● **Exercise description**
Each record should be set down again so that it matches the original exactly.
[Opening Exercise data section]
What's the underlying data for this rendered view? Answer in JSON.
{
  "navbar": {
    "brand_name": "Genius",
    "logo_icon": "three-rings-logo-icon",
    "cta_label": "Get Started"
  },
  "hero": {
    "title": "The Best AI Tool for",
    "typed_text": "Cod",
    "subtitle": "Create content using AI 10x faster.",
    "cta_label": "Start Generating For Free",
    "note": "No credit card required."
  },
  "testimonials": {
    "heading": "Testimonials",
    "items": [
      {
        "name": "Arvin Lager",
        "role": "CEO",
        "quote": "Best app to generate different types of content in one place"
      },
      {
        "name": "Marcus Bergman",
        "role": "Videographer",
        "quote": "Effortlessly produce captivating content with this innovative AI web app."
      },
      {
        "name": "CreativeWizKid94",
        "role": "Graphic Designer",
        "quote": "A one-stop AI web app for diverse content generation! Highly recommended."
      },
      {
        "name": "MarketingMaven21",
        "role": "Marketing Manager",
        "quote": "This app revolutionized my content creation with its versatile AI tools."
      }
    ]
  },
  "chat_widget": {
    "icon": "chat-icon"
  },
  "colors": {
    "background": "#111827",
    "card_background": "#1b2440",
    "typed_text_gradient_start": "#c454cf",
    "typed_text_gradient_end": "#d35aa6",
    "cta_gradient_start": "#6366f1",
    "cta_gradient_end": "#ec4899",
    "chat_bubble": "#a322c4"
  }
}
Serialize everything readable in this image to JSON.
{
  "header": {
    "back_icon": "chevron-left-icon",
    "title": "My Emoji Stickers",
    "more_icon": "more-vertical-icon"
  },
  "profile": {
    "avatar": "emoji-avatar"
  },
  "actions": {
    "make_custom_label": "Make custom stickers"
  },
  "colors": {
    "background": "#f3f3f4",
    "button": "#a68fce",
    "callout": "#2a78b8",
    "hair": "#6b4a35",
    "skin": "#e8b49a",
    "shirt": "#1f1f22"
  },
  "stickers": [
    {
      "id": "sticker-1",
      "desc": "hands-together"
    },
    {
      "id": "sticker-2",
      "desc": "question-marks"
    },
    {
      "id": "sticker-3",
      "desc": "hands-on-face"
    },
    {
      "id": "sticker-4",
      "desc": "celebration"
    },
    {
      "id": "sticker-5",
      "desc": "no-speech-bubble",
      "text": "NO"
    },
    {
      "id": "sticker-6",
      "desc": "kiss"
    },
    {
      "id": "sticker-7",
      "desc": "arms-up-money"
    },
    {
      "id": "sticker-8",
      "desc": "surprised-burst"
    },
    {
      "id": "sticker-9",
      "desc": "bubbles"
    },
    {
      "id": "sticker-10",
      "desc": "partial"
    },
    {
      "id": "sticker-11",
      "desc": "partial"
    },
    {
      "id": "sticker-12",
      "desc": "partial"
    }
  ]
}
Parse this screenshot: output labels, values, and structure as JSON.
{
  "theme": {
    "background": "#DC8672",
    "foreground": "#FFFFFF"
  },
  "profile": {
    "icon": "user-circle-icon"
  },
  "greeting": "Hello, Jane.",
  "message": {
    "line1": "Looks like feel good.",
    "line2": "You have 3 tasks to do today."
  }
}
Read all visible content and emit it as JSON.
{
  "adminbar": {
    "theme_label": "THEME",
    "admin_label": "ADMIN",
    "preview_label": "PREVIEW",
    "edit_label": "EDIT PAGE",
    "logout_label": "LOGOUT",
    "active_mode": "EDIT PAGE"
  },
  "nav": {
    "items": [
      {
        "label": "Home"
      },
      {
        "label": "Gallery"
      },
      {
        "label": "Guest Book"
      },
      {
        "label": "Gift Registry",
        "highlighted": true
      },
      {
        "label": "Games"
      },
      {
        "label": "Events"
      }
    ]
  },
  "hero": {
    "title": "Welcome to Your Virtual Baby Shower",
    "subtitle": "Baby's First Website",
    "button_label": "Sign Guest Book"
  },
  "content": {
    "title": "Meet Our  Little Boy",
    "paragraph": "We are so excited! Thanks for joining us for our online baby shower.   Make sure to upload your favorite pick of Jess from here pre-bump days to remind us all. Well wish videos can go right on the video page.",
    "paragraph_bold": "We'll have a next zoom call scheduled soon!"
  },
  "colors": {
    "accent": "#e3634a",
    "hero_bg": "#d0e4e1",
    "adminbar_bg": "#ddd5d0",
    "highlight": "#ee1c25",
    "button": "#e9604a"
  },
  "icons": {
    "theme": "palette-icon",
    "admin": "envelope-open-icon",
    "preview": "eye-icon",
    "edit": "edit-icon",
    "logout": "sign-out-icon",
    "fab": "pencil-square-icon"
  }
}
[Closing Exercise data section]
● **Solution to the exercise**
What's the underlying data for this rendered view? Answer in JSON.
{
  "navbar": {
    "brand_name": "Genius",
    "logo_icon": "three-rings-logo-icon",
    "cta_label": "Get Started"
  },
  "hero": {
    "title": "The Best AI Tool for",
    "typed_text": "Cod",
    "subtitle": "Create content using AI 10x faster.",
    "cta_label": "Start Generating For Free",
    "note": "No credit card required."
  },
  "testimonials": {
    "heading": "Testimonials",
    "items": [
      {
        "name": "Arvin Lager",
        "role": "CEO",
        "quote": "Best app to generate different types of content in one place"
      },
      {
        "name": "Marcus Bergman",
        "role": "Videographer",
        "quote": "Effortlessly produce captivating content with this innovative AI web app."
      },
      {
        "name": "CreativeWizKid94",
        "role": "Graphic Designer",
        "quote": "A one-stop AI web app for diverse content generation! Highly recommended."
      },
      {
        "name": "MarketingMaven21",
        "role": "Marketing Manager",
        "quote": "This app revolutionized my content creation with its versatile AI tools."
      }
    ]
  },
  "chat_widget": {
    "icon": "chat-icon"
  },
  "colors": {
    "background": "#111827",
    "card_background": "#1b2440",
    "typed_text_gradient_start": "#c454cf",
    "typed_text_gradient_end": "#d35aa6",
    "cta_gradient_start": "#6366f1",
    "cta_gradient_end": "#ec4899",
    "chat_bubble": "#a322c4"
  }
}
Serialize everything readable in this image to JSON.
{
  "header": {
    "back_icon": "chevron-left-icon",
    "title": "My Emoji Stickers",
    "more_icon": "more-vertical-icon"
  },
  "profile": {
    "avatar": "emoji-avatar"
  },
  "actions": {
    "make_custom_label": "Make custom stickers"
  },
  "colors": {
    "background": "#f3f3f4",
    "button": "#a68fce",
    "callout": "#2a78b8",
    "hair": "#6b4a35",
    "skin": "#e8b49a",
    "shirt": "#1f1f22"
  },
  "stickers": [
    {
      "id": "sticker-1",
      "desc": "hands-together"
    },
    {
      "id": "sticker-2",
      "desc": "question-marks"
    },
    {
      "id": "sticker-3",
      "desc": "hands-on-face"
    },
    {
      "id": "sticker-4",
      "desc": "celebration"
    },
    {
      "id": "sticker-5",
      "desc": "no-speech-bubble",
      "text": "NO"
    },
    {
      "id": "sticker-6",
      "desc": "kiss"
    },
    {
      "id": "sticker-7",
      "desc": "arms-up-money"
    },
    {
      "id": "sticker-8",
      "desc": "surprised-burst"
    },
    {
      "id": "sticker-9",
      "desc": "bubbles"
    },
    {
      "id": "sticker-10",
      "desc": "partial"
    },
    {
      "id": "sticker-11",
      "desc": "partial"
    },
    {
      "id": "sticker-12",
      "desc": "partial"
    }
  ]
}
Parse this screenshot: output labels, values, and structure as JSON.
{
  "theme": {
    "background": "#DC8672",
    "foreground": "#FFFFFF"
  },
  "profile": {
    "icon": "user-circle-icon"
  },
  "greeting": "Hello, Jane.",
  "message": {
    "line1": "Looks like feel good.",
    "line2": "You have 3 tasks to do today."
  }
}
Read all visible content and emit it as JSON.
{
  "adminbar": {
    "theme_label": "THEME",
    "admin_label": "ADMIN",
    "preview_label": "PREVIEW",
    "edit_label": "EDIT PAGE",
    "logout_label": "LOGOUT",
    "active_mode": "EDIT PAGE"
  },
  "nav": {
    "items": [
      {
        "label": "Home"
      },
      {
        "label": "Gallery"
      },
      {
        "label": "Guest Book"
      },
      {
        "label": "Gift Registry",
        "highlighted": true
      },
      {
        "label": "Games"
      },
      {
        "label": "Events"
      }
    ]
  },
  "hero": {
    "title": "Welcome to Your Virtual Baby Shower",
    "subtitle": "Baby's First Website",
    "button_label": "Sign Guest Book"
  },
  "content": {
    "title": "Meet Our  Little Boy",
    "paragraph": "We are so excited! Thanks for joining us for our online baby shower.   Make sure to upload your favorite pick of Jess from here pre-bump days to remind us all. Well wish videos can go right on the video page.",
    "paragraph_bold": "We'll have a next zoom call scheduled soon!"
  },
  "colors": {
    "accent": "#e3634a",
    "hero_bg": "#d0e4e1",
    "adminbar_bg": "#ddd5d0",
    "highlight": "#ee1c25",
    "button": "#e9604a"
  },
  "icons": {
    "theme": "palette-icon",
    "admin": "envelope-open-icon",
    "preview": "eye-icon",
    "edit": "edit-icon",
    "logout": "sign-out-icon",
    "fab": "pencil-square-icon"
  }
}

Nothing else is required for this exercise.